Hey look, everyone, it's my first fanpost.
Mostly I just wanted to get this out there because it's been in my head for a while and I wanted someone else to look at it. Heck, it's probably been done better elsewhere already, but here goes.
I wanted to see if there's a way to modify the P/PA stat so that it doesn't penalize batters for reaching base on an early count. This became a conceptual problem for me, mostly because I wasn't sure how to go about that, but I settled on a rather crude formula of subtracting PAs that end in reaching base from the denominator. So, hits, walks, HBPs, and I went ahead and included ROE because it just seemed fair. What you're left with is, in theory, the average number of pitches it takes before you don't reach.
I wasn't sure how to account for, say, reaching on fielder's choice, sac bunts, and probably some other considerations that I should have looked at but didn't. However, I applied it to all batters on the 2012 Giants who had at least 100 PAs, and at the very least it passed my Aha I Thought So test.
So here's how the 2012 Giants batters looked, in order from highest to lowest Pitches per No-Reach (contact me directly if you need anything inelegantly named, I am very good at it).
First things first: Did you know that both Pill and Burriss got more than 100 PAs this year. They did.
But it looks about how I'd answer off the top of my head if someone asked me to rank the team's toughest outs. Up there at the top is Wow Buster Posey, Belt, and Scutaro, Blanco also looks to make good use of his time at the plate, I made a sad face at Schierholtz, Pablo doesn't seem to hurt from his approach as much as it appears from time to time, Hunter Pence was a disaster, and Pill and Burriss had over 100 PAs each.

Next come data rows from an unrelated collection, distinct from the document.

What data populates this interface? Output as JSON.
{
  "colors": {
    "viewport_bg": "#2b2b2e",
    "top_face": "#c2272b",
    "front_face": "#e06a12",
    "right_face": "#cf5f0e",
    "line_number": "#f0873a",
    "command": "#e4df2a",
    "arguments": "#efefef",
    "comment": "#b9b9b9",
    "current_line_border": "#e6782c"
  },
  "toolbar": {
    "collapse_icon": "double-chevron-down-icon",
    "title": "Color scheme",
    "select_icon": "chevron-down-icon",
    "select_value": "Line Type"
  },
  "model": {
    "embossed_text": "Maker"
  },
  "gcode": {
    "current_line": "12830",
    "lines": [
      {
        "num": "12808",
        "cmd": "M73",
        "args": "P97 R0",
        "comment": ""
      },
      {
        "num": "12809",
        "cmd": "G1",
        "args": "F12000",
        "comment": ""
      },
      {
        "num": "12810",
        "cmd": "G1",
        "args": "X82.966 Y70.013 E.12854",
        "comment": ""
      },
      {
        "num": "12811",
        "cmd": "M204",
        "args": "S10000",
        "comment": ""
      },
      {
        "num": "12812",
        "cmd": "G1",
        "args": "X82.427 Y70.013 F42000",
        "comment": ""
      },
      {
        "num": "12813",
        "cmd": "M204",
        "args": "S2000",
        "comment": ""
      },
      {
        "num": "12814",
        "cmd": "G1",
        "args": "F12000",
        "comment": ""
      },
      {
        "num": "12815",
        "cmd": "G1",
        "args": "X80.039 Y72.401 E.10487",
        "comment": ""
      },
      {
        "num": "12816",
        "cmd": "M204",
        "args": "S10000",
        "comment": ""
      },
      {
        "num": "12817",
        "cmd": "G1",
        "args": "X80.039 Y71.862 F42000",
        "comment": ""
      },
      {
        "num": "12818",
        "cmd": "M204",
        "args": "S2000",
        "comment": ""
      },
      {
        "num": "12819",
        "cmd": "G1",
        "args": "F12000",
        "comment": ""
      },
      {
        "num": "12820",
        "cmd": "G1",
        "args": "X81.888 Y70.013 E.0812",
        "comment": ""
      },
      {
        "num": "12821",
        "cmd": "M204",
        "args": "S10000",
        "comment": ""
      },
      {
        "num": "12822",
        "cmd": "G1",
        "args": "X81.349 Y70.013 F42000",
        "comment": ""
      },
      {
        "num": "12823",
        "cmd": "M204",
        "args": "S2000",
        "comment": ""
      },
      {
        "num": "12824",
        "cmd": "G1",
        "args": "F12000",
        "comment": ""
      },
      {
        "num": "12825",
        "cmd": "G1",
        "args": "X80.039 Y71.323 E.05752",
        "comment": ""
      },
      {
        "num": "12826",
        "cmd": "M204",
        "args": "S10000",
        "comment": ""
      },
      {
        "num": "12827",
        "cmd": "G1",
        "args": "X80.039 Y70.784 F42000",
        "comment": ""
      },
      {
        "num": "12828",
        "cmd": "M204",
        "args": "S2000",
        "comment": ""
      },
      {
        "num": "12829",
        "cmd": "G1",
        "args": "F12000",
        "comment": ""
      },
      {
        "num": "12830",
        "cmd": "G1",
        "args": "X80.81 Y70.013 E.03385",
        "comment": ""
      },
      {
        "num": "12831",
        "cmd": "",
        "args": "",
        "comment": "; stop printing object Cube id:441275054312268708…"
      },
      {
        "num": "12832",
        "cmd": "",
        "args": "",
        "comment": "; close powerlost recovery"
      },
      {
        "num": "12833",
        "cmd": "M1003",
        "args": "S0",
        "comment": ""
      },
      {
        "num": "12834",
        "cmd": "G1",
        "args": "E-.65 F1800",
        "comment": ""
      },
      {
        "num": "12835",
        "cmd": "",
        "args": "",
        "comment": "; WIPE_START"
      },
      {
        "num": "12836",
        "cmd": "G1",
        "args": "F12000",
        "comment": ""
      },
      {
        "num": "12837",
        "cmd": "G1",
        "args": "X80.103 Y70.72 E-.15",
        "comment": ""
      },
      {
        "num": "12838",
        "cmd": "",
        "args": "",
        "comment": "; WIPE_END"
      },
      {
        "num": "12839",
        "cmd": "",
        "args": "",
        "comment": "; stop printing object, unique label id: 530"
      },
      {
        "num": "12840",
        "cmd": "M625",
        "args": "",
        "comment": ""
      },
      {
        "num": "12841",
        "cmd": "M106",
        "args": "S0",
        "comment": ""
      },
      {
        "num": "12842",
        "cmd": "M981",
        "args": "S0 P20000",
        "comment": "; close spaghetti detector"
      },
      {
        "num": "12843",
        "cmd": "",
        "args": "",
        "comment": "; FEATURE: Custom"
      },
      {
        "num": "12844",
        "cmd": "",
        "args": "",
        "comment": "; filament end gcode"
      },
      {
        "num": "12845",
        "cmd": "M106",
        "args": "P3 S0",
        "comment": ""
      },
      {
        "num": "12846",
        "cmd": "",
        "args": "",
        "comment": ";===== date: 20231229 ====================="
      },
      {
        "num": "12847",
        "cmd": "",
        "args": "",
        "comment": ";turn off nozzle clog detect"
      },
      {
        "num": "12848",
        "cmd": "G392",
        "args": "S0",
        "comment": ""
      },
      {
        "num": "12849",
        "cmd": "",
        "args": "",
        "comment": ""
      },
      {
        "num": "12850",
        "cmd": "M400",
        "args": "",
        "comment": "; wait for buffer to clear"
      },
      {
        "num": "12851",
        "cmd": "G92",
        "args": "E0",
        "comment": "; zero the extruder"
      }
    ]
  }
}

Also note that if you order it simply by P/PA, it doesn't look drastically different, except that Scutaro and Melky drop way down, which I guess says something about the value of their approach. I included OPS+ here as an afterthought to see if there's any interesting correlation. What I found is that I don't know what makes a correlation interesting in this context. In fact I'm not entirely sure how meaningful any of this is. It's just a problem that bugged me. In the words of Cicero, "Aurantium sanguino aurantium sanguino."